However, at this point in the season it is probably unwise for her to start a new ritual but for her senior year, it may be worth reconsidering “the headband”.

Regardless of this analysis, Diggins is an amazing athlete. I have used “the headband” as an interesting case study to help illustrate how competitive rituals can be facilitative or not of optimal performance.

The NBA.com Dance Bracket?

When a student (nice find EH!) sent me this blog post “She Got Game Too: Is the NBA Dance Bracket’s Time Up?” by Sarah Tolcser (@ticktock6).  At first glance I thought the blog was about  “The Dance”…like as in, NCAA March Madness. I was mistaken.

This blog post is about the NBA.com Dance Bracket 2010, which I had no idea even existed…did you? If you click on a Dance Team logo, for example the Luvabulls (yes…roll eyes at the name) you will see pictures of the dancers so that you can appropriately vote. I couldn’t find any criteria for what I’m supposed to be voting for, so I’m guessing it is a vote for the best dancers?

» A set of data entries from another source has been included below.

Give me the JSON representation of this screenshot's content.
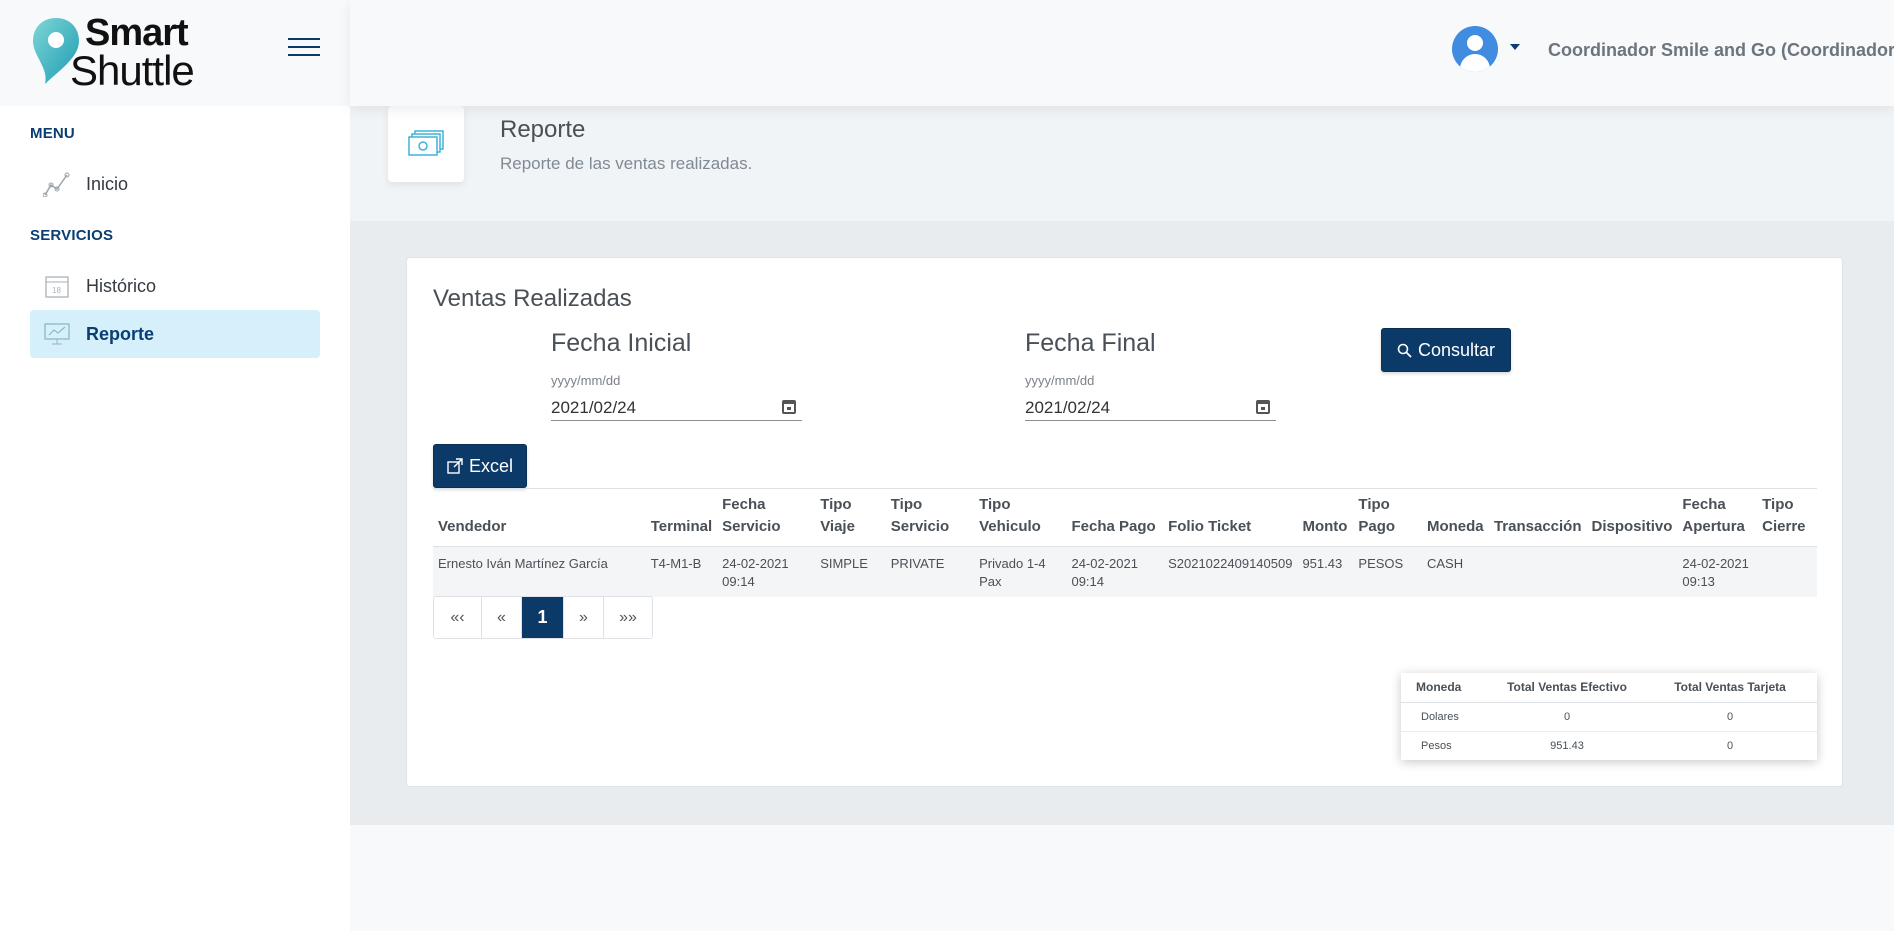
{
  "brand": {
    "line1": "Smart",
    "line2": "Shuttle"
  },
  "header": {
    "user_name": "Coordinador Smile and Go (Coordinador)"
  },
  "sidebar": {
    "menu_header": "MENU",
    "services_header": "SERVICIOS",
    "items": [
      {
        "label": "Inicio",
        "icon": "chart-line-icon"
      },
      {
        "label": "Histórico",
        "icon": "calendar-icon"
      },
      {
        "label": "Reporte",
        "icon": "presentation-chart-icon",
        "active": true
      }
    ]
  },
  "page": {
    "title": "Reporte",
    "subtitle": "Reporte de las ventas realizadas.",
    "icon": "cash-icon"
  },
  "card": {
    "title": "Ventas Realizadas",
    "start": {
      "label": "Fecha Inicial",
      "hint": "yyyy/mm/dd",
      "value": "2021/02/24"
    },
    "end": {
      "label": "Fecha Final",
      "hint": "yyyy/mm/dd",
      "value": "2021/02/24"
    },
    "consult_label": "Consultar",
    "excel_label": "Excel"
  },
  "table": {
    "headers": [
      [
        "Vendedor"
      ],
      [
        "Terminal"
      ],
      [
        "Fecha",
        "Servicio"
      ],
      [
        "Tipo",
        "Viaje"
      ],
      [
        "Tipo",
        "Servicio"
      ],
      [
        "Tipo",
        "Vehiculo"
      ],
      [
        "Fecha Pago"
      ],
      [
        "Folio Ticket"
      ],
      [
        "Monto"
      ],
      [
        "Tipo",
        "Pago"
      ],
      [
        "Moneda"
      ],
      [
        "Transacción"
      ],
      [
        "Dispositivo"
      ],
      [
        "Fecha",
        "Apertura"
      ],
      [
        "Tipo",
        "Cierre"
      ]
    ],
    "rows": [
      [
        [
          "Ernesto Iván Martínez García"
        ],
        [
          "T4-M1-B"
        ],
        [
          "24-02-2021",
          "09:14"
        ],
        [
          "SIMPLE"
        ],
        [
          "PRIVATE"
        ],
        [
          "Privado 1-4",
          "Pax"
        ],
        [
          "24-02-2021",
          "09:14"
        ],
        [
          "S2021022409140509"
        ],
        [
          "951.43"
        ],
        [
          "PESOS"
        ],
        [
          "CASH"
        ],
        [
          ""
        ],
        [
          ""
        ],
        [
          "24-02-2021",
          "09:13"
        ],
        [
          ""
        ]
      ]
    ]
  },
  "pagination": {
    "first": "«‹",
    "prev": "«",
    "current": "1",
    "next": "»",
    "last": "»»"
  },
  "summary": {
    "headers": [
      "Moneda",
      "Total Ventas Efectivo",
      "Total Ventas Tarjeta"
    ],
    "rows": [
      [
        "Dolares",
        "0",
        "0"
      ],
      [
        "Pesos",
        "951.43",
        "0"
      ]
    ]
  },
  "colors": {
    "primary": "#0b3a69",
    "active_bg": "#d5f0fb",
    "accent": "#3f8ce0"
  }
}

Tolcser makes some GREAT points about the NBA’s confusion about how to market to female fans. She writes, “The answer is not more pink jerseys. Things like, as a member of a growing class of unmarried women ages 25-44,”family friendly” promotions and cute distractions on court during the game entice me no more than they entice male fans. Things like, some of the advertising spots from your own sponsors have sexist overtones that make me uncomfortable. Things like, when I go to your official website and see scantily-clad girls on the front page, I can’t help feeling that the NBA is not meant to be “for me.” WELL SAID!

Females comprise a growing, and predominately untapped, market of sport fans. In a previous blog about female sport fans, I summarized the statistics about the percentage of women that attend professional sport events.

I’m joining Tolcser (@ticktock6) in challenging the NBA and other professional sports to ask their female fans–what can we do for you?!  Who’s in?

3/25/10 addition: Tolscer just added another great blog on the “Body Shot” contest the Memphis Grizzlies are currently running pertaining to their dancers The Grizz Girls and their “preparation” for the NBA.com Dance Bracket. It just keeps getting better…it certainly is MARCH MADNESS!!